Von Bismarck spoke at the CERN Globe Tuesday night to mark the end of his residency. He shared some wisdom learned at the intersection between art and science and reflected on the projects and ideas that came out of his visit. Those in attendance were given a look at one of his newest works: four industrial lamps swinging in circles (pictured above). A video von Bismarck played showed the piece from the side with the lamps suspended in a line moving away from the observer. The lamps swing in a seemingly random pattern most of the time, but, every six and a half minutes, they align and follow one another in snake-like undulations.
There is precise math behind the piece, but von Bismarck wanted to use it to create chaos alongside order. Just before revealing the lamps, von Bismarck showed the audience a simulation of a four-dimensional cube twisting through itself. The crowd tittered at the mind-bending effect. Von Bismarck said he fashioned the lamps to foster the same feeling of stress as the viewer’s brain struggles to shift between three and four dimensions.
He said the act of making and then breaking order is deeply connected to science, including at CERN where the theories of physics are established, disproved and then established again.
“They are creating reality. That’s what I’m trying to do with my art,” von Bismarck said.
Von Bismarck (pictured above, on the right) has yet to reveal his final piece from the residency. When CERN Director General Rolf Heuer asked von Bismarck about it at the Globe, he was met with a secretive smile and told it will be announced shortly. It won’t be his last CERN-inspired piece though, as he has a whole notebook full of ideas generated by the people and places he encountered.

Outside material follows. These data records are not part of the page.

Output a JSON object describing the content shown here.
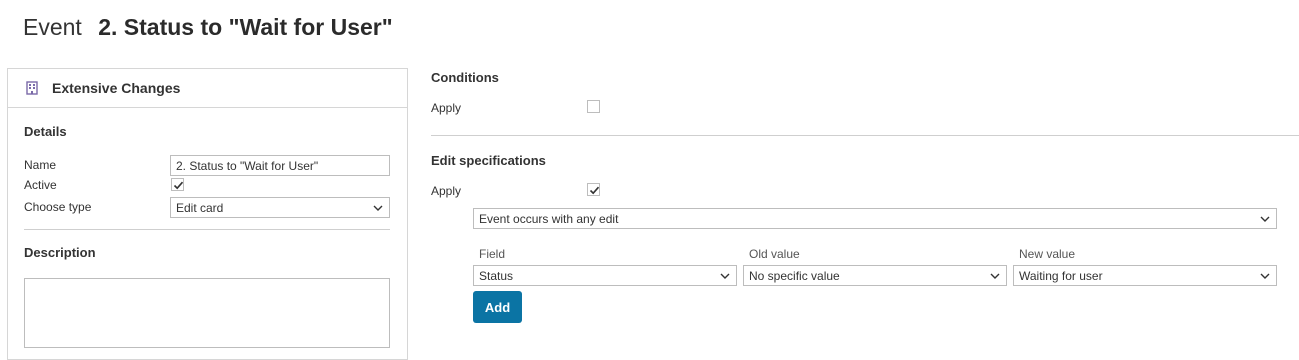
{
  "page": {
    "title_prefix": "Event",
    "title_name": "2. Status to \"Wait for User\""
  },
  "left_panel": {
    "header_icon": "building-icon",
    "header_title": "Extensive Changes",
    "details_title": "Details",
    "name_label": "Name",
    "name_value": "2. Status to \"Wait for User\"",
    "active_label": "Active",
    "active_checked": true,
    "type_label": "Choose type",
    "type_value": "Edit card",
    "description_title": "Description",
    "description_value": ""
  },
  "conditions": {
    "title": "Conditions",
    "apply_label": "Apply",
    "apply_checked": false
  },
  "edit_specs": {
    "title": "Edit specifications",
    "apply_label": "Apply",
    "apply_checked": true,
    "occurs_value": "Event occurs with any edit",
    "columns": {
      "field": "Field",
      "old": "Old value",
      "new": "New value"
    },
    "row": {
      "field": "Status",
      "old": "No specific value",
      "new": "Waiting for user"
    },
    "add_label": "Add"
  },
  "colors": {
    "accent": "#0b74a4",
    "icon": "#7a6aa8"
  }
}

“It’s a major step... in colliding the concepts of art and science,” said Horst Hoertner (also pictured above, on the left), director of the Ars Electronica Futurelab, which partnered with CERN in the artist-in-residence program.
The application period for next year’s Collide@CERN residency closed today. Like von Bismarck, the chosen artist will spend two months at CERN and one month at Ars Electronica.

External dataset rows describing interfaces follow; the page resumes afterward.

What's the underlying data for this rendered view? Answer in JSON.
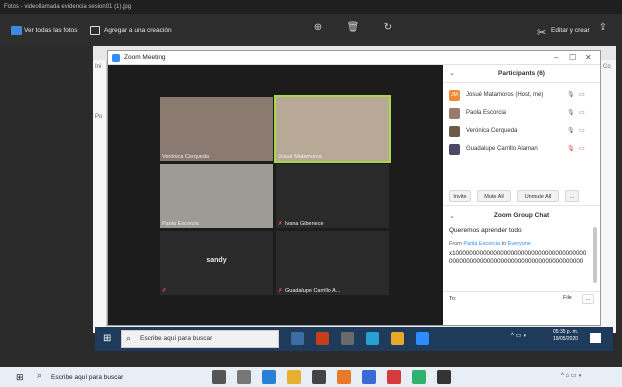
{
  "photos": {
    "title": "Fotos - videollamada evidencia sesion01 (1).jpg",
    "see_all": "Ver todas las fotos",
    "add_creation": "Agregar a una creación",
    "edit_create": "Editar y crear"
  },
  "frame_left_labels": [
    "Ini",
    "Po"
  ],
  "frame_right_labels": [
    "Co"
  ],
  "zoom": {
    "title": "Zoom Meeting",
    "tiles": [
      {
        "name": "Verónica Cerqueda",
        "mute": false,
        "center": ""
      },
      {
        "name": "Josue Matamoros",
        "mute": false,
        "center": ""
      },
      {
        "name": "Paola Escorcia",
        "mute": false,
        "center": ""
      },
      {
        "name": "Ivana Gibenece",
        "mute": true,
        "center": ""
      },
      {
        "name": "",
        "mute": true,
        "center": "sandy"
      },
      {
        "name": "Guadalupe Carrillo A...",
        "mute": true,
        "center": ""
      }
    ],
    "participants_title": "Participants (6)",
    "participants": [
      {
        "name": "Josué Matamoros (Host, me)",
        "initials": "JM",
        "mic_muted": false,
        "cam_off": false
      },
      {
        "name": "Paola Escorcia",
        "initials": "",
        "mic_muted": false,
        "cam_off": false
      },
      {
        "name": "Verónica Cerqueda",
        "initials": "",
        "mic_muted": false,
        "cam_off": false
      },
      {
        "name": "Guadalupe Carrillo Alaman",
        "initials": "",
        "mic_muted": true,
        "cam_off": true
      }
    ],
    "buttons": {
      "invite": "Invite",
      "mute_all": "Mute All",
      "unmute_all": "Unmute All",
      "more": "..."
    },
    "chat_title": "Zoom Group Chat",
    "chat_msg1": "Queremos aprender todo",
    "chat_from_prefix": "From",
    "chat_from_name": "Paola Escorcia",
    "chat_from_mid": "to",
    "chat_from_to": "Everyone",
    "chat_msg2": "x100000000000000000000000000000000000000000000000000000000000000000000000000000",
    "to_label": "To:",
    "file_label": "File",
    "file_more": "..."
  },
  "inner_taskbar": {
    "search_placeholder": "Escribe aquí para buscar",
    "clock_time": "05:35 p. m.",
    "clock_date": "19/05/2020"
  },
  "outer_taskbar": {
    "search_placeholder": "Escribe aquí para buscar"
  },
  "colors": {
    "zoom_blue": "#2d8cff",
    "active_speaker": "#a6d84a",
    "muted_red": "#e23a3a"
  }
}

“Art is great because it’s about disturbance,” said Ariane Koek, CERN cultural specialist and the creator of Collide@CERN. “Out of disturbance comes shake-up of the status quo. It’s a way of opening up the ways of thinking here.”